┌──
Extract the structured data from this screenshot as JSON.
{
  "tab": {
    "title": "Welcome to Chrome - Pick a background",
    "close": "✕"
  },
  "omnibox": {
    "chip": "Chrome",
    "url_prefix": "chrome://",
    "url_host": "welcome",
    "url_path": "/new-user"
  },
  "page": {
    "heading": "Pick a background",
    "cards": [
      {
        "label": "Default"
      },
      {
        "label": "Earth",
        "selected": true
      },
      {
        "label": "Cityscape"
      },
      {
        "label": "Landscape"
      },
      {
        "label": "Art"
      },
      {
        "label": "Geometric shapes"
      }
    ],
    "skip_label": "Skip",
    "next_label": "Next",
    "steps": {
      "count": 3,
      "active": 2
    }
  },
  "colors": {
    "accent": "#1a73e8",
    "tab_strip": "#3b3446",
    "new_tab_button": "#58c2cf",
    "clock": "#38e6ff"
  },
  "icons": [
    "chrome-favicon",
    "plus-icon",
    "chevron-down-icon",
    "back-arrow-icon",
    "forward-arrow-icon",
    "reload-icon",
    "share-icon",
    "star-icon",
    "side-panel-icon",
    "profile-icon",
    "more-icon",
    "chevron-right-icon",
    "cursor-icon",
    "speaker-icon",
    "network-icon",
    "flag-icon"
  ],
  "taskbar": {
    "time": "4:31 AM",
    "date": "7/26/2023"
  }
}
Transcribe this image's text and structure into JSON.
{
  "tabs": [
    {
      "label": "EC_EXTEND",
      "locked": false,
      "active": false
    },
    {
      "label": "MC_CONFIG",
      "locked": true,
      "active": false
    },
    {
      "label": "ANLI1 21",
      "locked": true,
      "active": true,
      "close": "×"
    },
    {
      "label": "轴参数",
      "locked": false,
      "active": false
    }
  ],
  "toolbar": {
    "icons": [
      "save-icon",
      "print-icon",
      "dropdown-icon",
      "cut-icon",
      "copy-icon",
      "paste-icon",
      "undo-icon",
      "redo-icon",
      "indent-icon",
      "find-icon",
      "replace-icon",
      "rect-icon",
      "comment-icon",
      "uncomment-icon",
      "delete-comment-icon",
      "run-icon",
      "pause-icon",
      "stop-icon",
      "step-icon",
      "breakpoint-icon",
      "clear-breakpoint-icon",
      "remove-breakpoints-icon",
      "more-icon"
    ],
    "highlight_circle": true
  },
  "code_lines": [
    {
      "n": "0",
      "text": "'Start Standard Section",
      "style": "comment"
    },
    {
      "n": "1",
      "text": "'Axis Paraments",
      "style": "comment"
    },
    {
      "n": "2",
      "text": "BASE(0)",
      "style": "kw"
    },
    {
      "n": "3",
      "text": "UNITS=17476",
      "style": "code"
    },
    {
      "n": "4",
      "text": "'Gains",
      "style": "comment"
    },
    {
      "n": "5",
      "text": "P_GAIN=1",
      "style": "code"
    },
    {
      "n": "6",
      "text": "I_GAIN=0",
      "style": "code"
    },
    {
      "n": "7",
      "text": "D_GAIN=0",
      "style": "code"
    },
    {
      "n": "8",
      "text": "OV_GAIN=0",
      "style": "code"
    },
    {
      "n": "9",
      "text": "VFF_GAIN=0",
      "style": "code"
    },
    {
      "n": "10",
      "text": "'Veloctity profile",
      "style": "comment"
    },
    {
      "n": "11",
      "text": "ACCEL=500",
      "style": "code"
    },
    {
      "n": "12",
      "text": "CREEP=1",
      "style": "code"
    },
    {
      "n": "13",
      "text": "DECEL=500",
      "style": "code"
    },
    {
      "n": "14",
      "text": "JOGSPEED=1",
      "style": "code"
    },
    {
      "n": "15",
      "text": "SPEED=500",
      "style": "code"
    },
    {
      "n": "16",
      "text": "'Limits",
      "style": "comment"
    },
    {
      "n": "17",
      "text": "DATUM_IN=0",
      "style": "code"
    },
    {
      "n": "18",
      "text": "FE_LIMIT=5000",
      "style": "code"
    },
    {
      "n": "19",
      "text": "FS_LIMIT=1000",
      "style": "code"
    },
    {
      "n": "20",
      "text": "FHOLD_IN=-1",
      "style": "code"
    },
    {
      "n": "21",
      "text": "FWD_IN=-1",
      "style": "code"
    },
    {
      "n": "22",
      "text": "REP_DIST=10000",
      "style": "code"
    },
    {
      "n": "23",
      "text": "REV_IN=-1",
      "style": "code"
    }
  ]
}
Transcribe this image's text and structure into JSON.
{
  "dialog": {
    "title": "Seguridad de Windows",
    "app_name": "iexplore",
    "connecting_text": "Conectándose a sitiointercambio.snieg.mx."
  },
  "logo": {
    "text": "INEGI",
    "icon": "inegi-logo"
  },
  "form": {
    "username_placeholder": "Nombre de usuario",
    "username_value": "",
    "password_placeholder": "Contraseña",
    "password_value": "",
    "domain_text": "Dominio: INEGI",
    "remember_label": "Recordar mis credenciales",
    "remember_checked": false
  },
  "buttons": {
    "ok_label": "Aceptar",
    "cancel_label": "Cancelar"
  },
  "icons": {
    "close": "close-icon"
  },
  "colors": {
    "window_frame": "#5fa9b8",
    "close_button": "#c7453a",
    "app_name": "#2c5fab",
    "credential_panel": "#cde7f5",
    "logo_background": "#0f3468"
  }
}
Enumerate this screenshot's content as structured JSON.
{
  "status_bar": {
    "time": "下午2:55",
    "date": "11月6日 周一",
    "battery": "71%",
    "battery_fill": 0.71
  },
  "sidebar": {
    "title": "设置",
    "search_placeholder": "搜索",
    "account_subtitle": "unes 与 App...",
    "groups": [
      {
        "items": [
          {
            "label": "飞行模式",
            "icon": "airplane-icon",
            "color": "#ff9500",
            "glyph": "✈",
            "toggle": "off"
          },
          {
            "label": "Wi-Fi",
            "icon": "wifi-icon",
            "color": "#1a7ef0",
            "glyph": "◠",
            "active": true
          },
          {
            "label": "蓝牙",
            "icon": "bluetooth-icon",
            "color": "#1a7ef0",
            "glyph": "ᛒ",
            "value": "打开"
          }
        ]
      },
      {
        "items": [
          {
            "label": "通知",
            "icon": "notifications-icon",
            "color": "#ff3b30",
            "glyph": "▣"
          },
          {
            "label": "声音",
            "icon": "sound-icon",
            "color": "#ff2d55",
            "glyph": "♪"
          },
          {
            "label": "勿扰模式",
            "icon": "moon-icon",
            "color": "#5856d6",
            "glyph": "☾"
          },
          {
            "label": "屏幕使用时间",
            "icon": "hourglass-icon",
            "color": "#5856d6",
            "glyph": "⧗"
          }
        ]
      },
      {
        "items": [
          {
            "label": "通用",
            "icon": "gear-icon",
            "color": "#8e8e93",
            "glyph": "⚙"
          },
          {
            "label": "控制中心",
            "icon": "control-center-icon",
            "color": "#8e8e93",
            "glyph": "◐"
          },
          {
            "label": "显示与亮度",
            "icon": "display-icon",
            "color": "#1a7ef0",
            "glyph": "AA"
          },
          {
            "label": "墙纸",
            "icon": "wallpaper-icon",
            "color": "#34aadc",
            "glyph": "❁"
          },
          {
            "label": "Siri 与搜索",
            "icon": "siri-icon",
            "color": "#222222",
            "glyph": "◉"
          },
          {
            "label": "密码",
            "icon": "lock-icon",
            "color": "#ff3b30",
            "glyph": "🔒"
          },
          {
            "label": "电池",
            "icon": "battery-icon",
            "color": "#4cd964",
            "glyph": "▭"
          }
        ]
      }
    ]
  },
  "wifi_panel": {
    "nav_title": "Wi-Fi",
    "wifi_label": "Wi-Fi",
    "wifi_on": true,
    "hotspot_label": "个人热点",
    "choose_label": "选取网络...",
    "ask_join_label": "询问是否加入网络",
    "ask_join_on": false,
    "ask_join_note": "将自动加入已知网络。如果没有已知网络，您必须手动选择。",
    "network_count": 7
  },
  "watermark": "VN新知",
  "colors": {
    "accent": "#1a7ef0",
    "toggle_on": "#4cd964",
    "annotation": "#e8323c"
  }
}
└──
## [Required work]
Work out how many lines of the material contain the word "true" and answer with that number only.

## [Task result]
7